* WHAT NEEDS TO BE DONE
Every line of the data should be retyped with no difference from the original.

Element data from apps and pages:
- Opening Delimiter -
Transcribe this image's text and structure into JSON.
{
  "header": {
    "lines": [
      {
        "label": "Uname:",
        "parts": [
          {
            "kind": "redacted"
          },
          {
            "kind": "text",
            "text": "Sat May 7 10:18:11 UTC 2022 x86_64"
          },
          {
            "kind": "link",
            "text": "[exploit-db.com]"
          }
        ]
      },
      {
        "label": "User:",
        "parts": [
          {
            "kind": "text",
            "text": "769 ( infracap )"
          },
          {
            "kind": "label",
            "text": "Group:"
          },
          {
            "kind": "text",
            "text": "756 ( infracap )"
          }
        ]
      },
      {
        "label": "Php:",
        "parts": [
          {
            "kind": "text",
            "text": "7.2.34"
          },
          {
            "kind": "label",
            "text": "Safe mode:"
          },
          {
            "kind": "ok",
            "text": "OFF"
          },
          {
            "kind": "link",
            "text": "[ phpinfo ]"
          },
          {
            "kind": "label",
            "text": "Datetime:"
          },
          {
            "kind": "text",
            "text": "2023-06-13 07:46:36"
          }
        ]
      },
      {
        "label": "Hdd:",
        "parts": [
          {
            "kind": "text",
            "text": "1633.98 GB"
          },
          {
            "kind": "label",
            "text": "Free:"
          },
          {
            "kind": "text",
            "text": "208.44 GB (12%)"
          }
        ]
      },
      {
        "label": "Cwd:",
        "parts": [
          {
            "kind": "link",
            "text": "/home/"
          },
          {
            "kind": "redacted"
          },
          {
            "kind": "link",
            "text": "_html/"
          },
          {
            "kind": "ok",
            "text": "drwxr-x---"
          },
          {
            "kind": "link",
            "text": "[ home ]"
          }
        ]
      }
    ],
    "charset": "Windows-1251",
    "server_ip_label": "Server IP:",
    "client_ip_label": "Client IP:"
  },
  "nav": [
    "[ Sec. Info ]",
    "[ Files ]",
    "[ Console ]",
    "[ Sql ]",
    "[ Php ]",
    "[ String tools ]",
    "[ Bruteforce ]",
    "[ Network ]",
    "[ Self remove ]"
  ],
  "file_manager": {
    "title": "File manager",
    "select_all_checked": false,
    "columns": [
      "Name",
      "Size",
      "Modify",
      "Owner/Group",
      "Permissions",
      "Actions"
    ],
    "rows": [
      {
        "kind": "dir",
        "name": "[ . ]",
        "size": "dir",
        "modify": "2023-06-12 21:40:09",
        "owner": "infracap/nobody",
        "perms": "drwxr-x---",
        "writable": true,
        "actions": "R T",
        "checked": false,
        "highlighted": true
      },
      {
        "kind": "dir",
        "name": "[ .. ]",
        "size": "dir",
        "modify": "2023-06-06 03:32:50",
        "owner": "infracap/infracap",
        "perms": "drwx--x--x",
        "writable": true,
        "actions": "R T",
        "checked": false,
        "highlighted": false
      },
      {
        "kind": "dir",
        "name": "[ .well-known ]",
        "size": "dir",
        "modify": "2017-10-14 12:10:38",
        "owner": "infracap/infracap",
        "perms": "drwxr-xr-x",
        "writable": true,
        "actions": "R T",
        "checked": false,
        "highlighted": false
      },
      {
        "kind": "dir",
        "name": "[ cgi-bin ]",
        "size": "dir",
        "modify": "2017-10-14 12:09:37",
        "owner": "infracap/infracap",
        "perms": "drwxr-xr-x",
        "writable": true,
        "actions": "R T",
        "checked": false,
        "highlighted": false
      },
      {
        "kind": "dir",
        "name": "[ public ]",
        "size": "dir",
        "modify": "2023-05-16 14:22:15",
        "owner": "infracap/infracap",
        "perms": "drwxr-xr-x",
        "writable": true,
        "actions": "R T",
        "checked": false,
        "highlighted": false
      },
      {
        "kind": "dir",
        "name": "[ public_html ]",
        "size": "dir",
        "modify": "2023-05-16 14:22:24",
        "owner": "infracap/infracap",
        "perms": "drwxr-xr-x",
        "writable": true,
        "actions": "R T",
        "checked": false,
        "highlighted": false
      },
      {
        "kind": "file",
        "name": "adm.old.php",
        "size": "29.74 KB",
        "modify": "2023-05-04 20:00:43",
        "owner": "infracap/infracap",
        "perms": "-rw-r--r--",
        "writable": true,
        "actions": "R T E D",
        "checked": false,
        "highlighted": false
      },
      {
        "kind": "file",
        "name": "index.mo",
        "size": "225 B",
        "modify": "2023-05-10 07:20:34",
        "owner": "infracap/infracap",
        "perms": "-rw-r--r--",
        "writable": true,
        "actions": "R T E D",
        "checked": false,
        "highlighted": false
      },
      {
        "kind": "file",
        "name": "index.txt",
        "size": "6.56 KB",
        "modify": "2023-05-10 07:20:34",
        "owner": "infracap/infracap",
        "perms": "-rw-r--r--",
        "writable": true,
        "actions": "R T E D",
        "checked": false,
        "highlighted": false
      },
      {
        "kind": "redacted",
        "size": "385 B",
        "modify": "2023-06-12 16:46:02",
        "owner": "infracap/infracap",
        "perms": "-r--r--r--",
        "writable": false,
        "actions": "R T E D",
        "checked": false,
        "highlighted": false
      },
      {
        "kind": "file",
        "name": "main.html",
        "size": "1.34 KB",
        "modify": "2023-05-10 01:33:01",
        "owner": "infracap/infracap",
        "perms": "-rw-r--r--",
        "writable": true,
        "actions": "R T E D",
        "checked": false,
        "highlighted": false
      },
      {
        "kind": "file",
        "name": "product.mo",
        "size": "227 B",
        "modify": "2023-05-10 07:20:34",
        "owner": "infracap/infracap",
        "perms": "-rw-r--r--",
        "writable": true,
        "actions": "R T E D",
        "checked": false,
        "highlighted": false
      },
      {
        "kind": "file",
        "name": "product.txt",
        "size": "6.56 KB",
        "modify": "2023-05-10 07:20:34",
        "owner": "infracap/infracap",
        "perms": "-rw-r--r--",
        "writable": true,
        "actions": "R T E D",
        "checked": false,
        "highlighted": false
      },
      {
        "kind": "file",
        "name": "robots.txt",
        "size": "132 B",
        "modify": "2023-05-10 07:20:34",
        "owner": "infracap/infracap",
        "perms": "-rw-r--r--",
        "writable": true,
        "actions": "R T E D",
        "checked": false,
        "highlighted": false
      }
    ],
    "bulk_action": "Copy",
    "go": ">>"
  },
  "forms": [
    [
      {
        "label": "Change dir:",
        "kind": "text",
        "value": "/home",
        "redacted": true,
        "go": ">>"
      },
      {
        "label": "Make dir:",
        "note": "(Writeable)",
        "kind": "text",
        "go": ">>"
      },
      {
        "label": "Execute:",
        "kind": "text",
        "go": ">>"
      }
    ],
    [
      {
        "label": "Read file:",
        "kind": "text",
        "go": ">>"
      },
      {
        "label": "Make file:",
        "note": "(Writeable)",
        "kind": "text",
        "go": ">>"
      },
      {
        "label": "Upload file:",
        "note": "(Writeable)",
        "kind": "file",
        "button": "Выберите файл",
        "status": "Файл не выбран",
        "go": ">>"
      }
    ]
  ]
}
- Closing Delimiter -
* SOLUTION FOR THIS EXERCISE
Transcribe this image's text and structure into JSON.
{
  "header": {
    "lines": [
      {
        "label": "Uname:",
        "parts": [
          {
            "kind": "redacted"
          },
          {
            "kind": "text",
            "text": "Sat May 7 10:18:11 UTC 2022 x86_64"
          },
          {
            "kind": "link",
            "text": "[exploit-db.com]"
          }
        ]
      },
      {
        "label": "User:",
        "parts": [
          {
            "kind": "text",
            "text": "769 ( infracap )"
          },
          {
            "kind": "label",
            "text": "Group:"
          },
          {
            "kind": "text",
            "text": "756 ( infracap )"
          }
        ]
      },
      {
        "label": "Php:",
        "parts": [
          {
            "kind": "text",
            "text": "7.2.34"
          },
          {
            "kind": "label",
            "text": "Safe mode:"
          },
          {
            "kind": "ok",
            "text": "OFF"
          },
          {
            "kind": "link",
            "text": "[ phpinfo ]"
          },
          {
            "kind": "label",
            "text": "Datetime:"
          },
          {
            "kind": "text",
            "text": "2023-06-13 07:46:36"
          }
        ]
      },
      {
        "label": "Hdd:",
        "parts": [
          {
            "kind": "text",
            "text": "1633.98 GB"
          },
          {
            "kind": "label",
            "text": "Free:"
          },
          {
            "kind": "text",
            "text": "208.44 GB (12%)"
          }
        ]
      },
      {
        "label": "Cwd:",
        "parts": [
          {
            "kind": "link",
            "text": "/home/"
          },
          {
            "kind": "redacted"
          },
          {
            "kind": "link",
            "text": "_html/"
          },
          {
            "kind": "ok",
            "text": "drwxr-x---"
          },
          {
            "kind": "link",
            "text": "[ home ]"
          }
        ]
      }
    ],
    "charset": "Windows-1251",
    "server_ip_label": "Server IP:",
    "client_ip_label": "Client IP:"
  },
  "nav": [
    "[ Sec. Info ]",
    "[ Files ]",
    "[ Console ]",
    "[ Sql ]",
    "[ Php ]",
    "[ String tools ]",
    "[ Bruteforce ]",
    "[ Network ]",
    "[ Self remove ]"
  ],
  "file_manager": {
    "title": "File manager",
    "select_all_checked": false,
    "columns": [
      "Name",
      "Size",
      "Modify",
      "Owner/Group",
      "Permissions",
      "Actions"
    ],
    "rows": [
      {
        "kind": "dir",
        "name": "[ . ]",
        "size": "dir",
        "modify": "2023-06-12 21:40:09",
        "owner": "infracap/nobody",
        "perms": "drwxr-x---",
        "writable": true,
        "actions": "R T",
        "checked": false,
        "highlighted": true
      },
      {
        "kind": "dir",
        "name": "[ .. ]",
        "size": "dir",
        "modify": "2023-06-06 03:32:50",
        "owner": "infracap/infracap",
        "perms": "drwx--x--x",
        "writable": true,
        "actions": "R T",
        "checked": false,
        "highlighted": false
      },
      {
        "kind": "dir",
        "name": "[ .well-known ]",
        "size": "dir",
        "modify": "2017-10-14 12:10:38",
        "owner": "infracap/infracap",
        "perms": "drwxr-xr-x",
        "writable": true,
        "actions": "R T",
        "checked": false,
        "highlighted": false
      },
      {
        "kind": "dir",
        "name": "[ cgi-bin ]",
        "size": "dir",
        "modify": "2017-10-14 12:09:37",
        "owner": "infracap/infracap",
        "perms": "drwxr-xr-x",
        "writable": true,
        "actions": "R T",
        "checked": false,
        "highlighted": false
      },
      {
        "kind": "dir",
        "name": "[ public ]",
        "size": "dir",
        "modify": "2023-05-16 14:22:15",
        "owner": "infracap/infracap",
        "perms": "drwxr-xr-x",
        "writable": true,
        "actions": "R T",
        "checked": false,
        "highlighted": false
      },
      {
        "kind": "dir",
        "name": "[ public_html ]",
        "size": "dir",
        "modify": "2023-05-16 14:22:24",
        "owner": "infracap/infracap",
        "perms": "drwxr-xr-x",
        "writable": true,
        "actions": "R T",
        "checked": false,
        "highlighted": false
      },
      {
        "kind": "file",
        "name": "adm.old.php",
        "size": "29.74 KB",
        "modify": "2023-05-04 20:00:43",
        "owner": "infracap/infracap",
        "perms": "-rw-r--r--",
        "writable": true,
        "actions": "R T E D",
        "checked": false,
        "highlighted": false
      },
      {
        "kind": "file",
        "name": "index.mo",
        "size": "225 B",
        "modify": "2023-05-10 07:20:34",
        "owner": "infracap/infracap",
        "perms": "-rw-r--r--",
        "writable": true,
        "actions": "R T E D",
        "checked": false,
        "highlighted": false
      },
      {
        "kind": "file",
        "name": "index.txt",
        "size": "6.56 KB",
        "modify": "2023-05-10 07:20:34",
        "owner": "infracap/infracap",
        "perms": "-rw-r--r--",
        "writable": true,
        "actions": "R T E D",
        "checked": false,
        "highlighted": false
      },
      {
        "kind": "redacted",
        "size": "385 B",
        "modify": "2023-06-12 16:46:02",
        "owner": "infracap/infracap",
        "perms": "-r--r--r--",
        "writable": false,
        "actions": "R T E D",
        "checked": false,
        "highlighted": false
      },
      {
        "kind": "file",
        "name": "main.html",
        "size": "1.34 KB",
        "modify": "2023-05-10 01:33:01",
        "owner": "infracap/infracap",
        "perms": "-rw-r--r--",
        "writable": true,
        "actions": "R T E D",
        "checked": false,
        "highlighted": false
      },
      {
        "kind": "file",
        "name": "product.mo",
        "size": "227 B",
        "modify": "2023-05-10 07:20:34",
        "owner": "infracap/infracap",
        "perms": "-rw-r--r--",
        "writable": true,
        "actions": "R T E D",
        "checked": false,
        "highlighted": false
      },
      {
        "kind": "file",
        "name": "product.txt",
        "size": "6.56 KB",
        "modify": "2023-05-10 07:20:34",
        "owner": "infracap/infracap",
        "perms": "-rw-r--r--",
        "writable": true,
        "actions": "R T E D",
        "checked": false,
        "highlighted": false
      },
      {
        "kind": "file",
        "name": "robots.txt",
        "size": "132 B",
        "modify": "2023-05-10 07:20:34",
        "owner": "infracap/infracap",
        "perms": "-rw-r--r--",
        "writable": true,
        "actions": "R T E D",
        "checked": false,
        "highlighted": false
      }
    ],
    "bulk_action": "Copy",
    "go": ">>"
  },
  "forms": [
    [
      {
        "label": "Change dir:",
        "kind": "text",
        "value": "/home",
        "redacted": true,
        "go": ">>"
      },
      {
        "label": "Make dir:",
        "note": "(Writeable)",
        "kind": "text",
        "go": ">>"
      },
      {
        "label": "Execute:",
        "kind": "text",
        "go": ">>"
      }
    ],
    [
      {
        "label": "Read file:",
        "kind": "text",
        "go": ">>"
      },
      {
        "label": "Make file:",
        "note": "(Writeable)",
        "kind": "text",
        "go": ">>"
      },
      {
        "label": "Upload file:",
        "note": "(Writeable)",
        "kind": "file",
        "button": "Выберите файл",
        "status": "Файл не выбран",
        "go": ">>"
      }
    ]
  ]
}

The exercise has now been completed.